Records for this exercise: Begin

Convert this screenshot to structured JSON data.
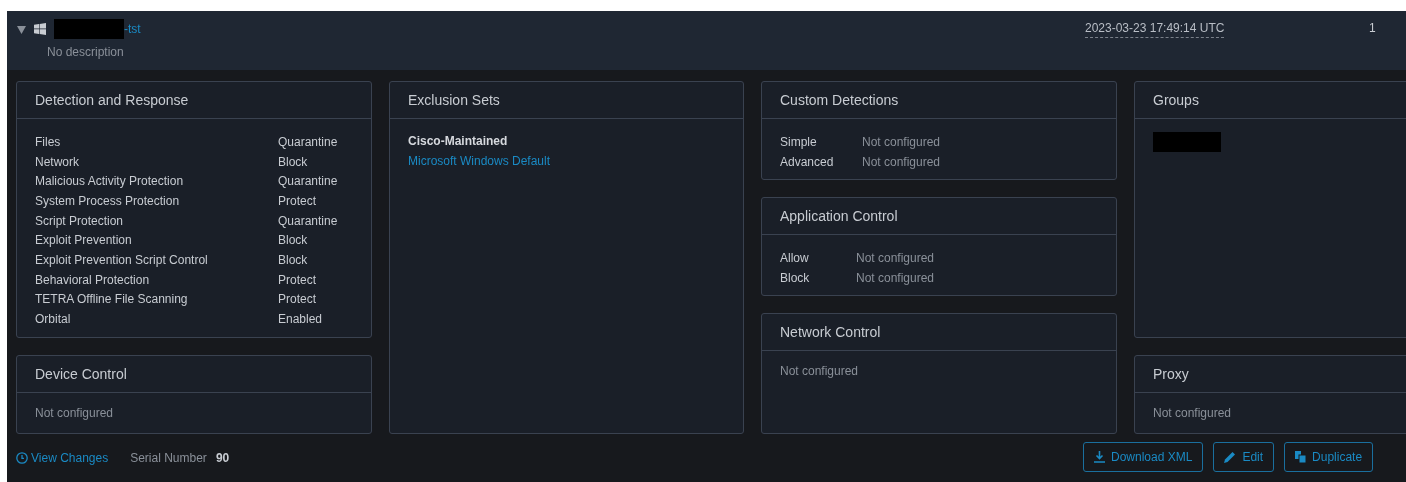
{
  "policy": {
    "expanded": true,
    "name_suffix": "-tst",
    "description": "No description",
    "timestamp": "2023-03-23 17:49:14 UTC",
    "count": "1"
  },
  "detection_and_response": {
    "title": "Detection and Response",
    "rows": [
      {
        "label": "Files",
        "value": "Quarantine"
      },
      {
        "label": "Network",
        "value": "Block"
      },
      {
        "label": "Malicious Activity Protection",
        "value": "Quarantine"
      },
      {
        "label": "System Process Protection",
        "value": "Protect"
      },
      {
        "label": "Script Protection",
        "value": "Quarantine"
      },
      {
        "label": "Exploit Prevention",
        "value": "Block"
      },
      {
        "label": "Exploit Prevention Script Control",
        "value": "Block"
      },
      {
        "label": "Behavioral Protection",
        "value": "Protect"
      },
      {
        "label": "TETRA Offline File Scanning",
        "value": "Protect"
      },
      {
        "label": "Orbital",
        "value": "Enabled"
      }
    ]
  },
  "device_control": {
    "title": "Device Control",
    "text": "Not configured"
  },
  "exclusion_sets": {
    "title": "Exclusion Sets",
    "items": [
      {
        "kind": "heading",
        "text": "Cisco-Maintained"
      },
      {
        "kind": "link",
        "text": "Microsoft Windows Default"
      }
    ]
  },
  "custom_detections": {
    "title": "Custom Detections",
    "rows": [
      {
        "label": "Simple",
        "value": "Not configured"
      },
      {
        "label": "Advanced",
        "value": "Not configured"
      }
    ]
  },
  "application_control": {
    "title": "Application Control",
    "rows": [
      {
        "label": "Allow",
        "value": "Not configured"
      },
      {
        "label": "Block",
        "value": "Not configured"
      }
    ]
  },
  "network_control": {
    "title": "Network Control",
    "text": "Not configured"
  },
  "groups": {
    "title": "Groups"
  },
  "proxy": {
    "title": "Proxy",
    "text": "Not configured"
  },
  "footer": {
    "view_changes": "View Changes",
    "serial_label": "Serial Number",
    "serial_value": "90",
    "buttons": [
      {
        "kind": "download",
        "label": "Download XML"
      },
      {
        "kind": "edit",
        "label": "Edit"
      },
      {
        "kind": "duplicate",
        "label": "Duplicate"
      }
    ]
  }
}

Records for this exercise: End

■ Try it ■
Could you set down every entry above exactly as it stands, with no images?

■ Result of this exercise ■
Convert this screenshot to structured JSON data.
{
  "policy": {
    "expanded": true,
    "name_suffix": "-tst",
    "description": "No description",
    "timestamp": "2023-03-23 17:49:14 UTC",
    "count": "1"
  },
  "detection_and_response": {
    "title": "Detection and Response",
    "rows": [
      {
        "label": "Files",
        "value": "Quarantine"
      },
      {
        "label": "Network",
        "value": "Block"
      },
      {
        "label": "Malicious Activity Protection",
        "value": "Quarantine"
      },
      {
        "label": "System Process Protection",
        "value": "Protect"
      },
      {
        "label": "Script Protection",
        "value": "Quarantine"
      },
      {
        "label": "Exploit Prevention",
        "value": "Block"
      },
      {
        "label": "Exploit Prevention Script Control",
        "value": "Block"
      },
      {
        "label": "Behavioral Protection",
        "value": "Protect"
      },
      {
        "label": "TETRA Offline File Scanning",
        "value": "Protect"
      },
      {
        "label": "Orbital",
        "value": "Enabled"
      }
    ]
  },
  "device_control": {
    "title": "Device Control",
    "text": "Not configured"
  },
  "exclusion_sets": {
    "title": "Exclusion Sets",
    "items": [
      {
        "kind": "heading",
        "text": "Cisco-Maintained"
      },
      {
        "kind": "link",
        "text": "Microsoft Windows Default"
      }
    ]
  },
  "custom_detections": {
    "title": "Custom Detections",
    "rows": [
      {
        "label": "Simple",
        "value": "Not configured"
      },
      {
        "label": "Advanced",
        "value": "Not configured"
      }
    ]
  },
  "application_control": {
    "title": "Application Control",
    "rows": [
      {
        "label": "Allow",
        "value": "Not configured"
      },
      {
        "label": "Block",
        "value": "Not configured"
      }
    ]
  },
  "network_control": {
    "title": "Network Control",
    "text": "Not configured"
  },
  "groups": {
    "title": "Groups"
  },
  "proxy": {
    "title": "Proxy",
    "text": "Not configured"
  },
  "footer": {
    "view_changes": "View Changes",
    "serial_label": "Serial Number",
    "serial_value": "90",
    "buttons": [
      {
        "kind": "download",
        "label": "Download XML"
      },
      {
        "kind": "edit",
        "label": "Edit"
      },
      {
        "kind": "duplicate",
        "label": "Duplicate"
      }
    ]
  }
}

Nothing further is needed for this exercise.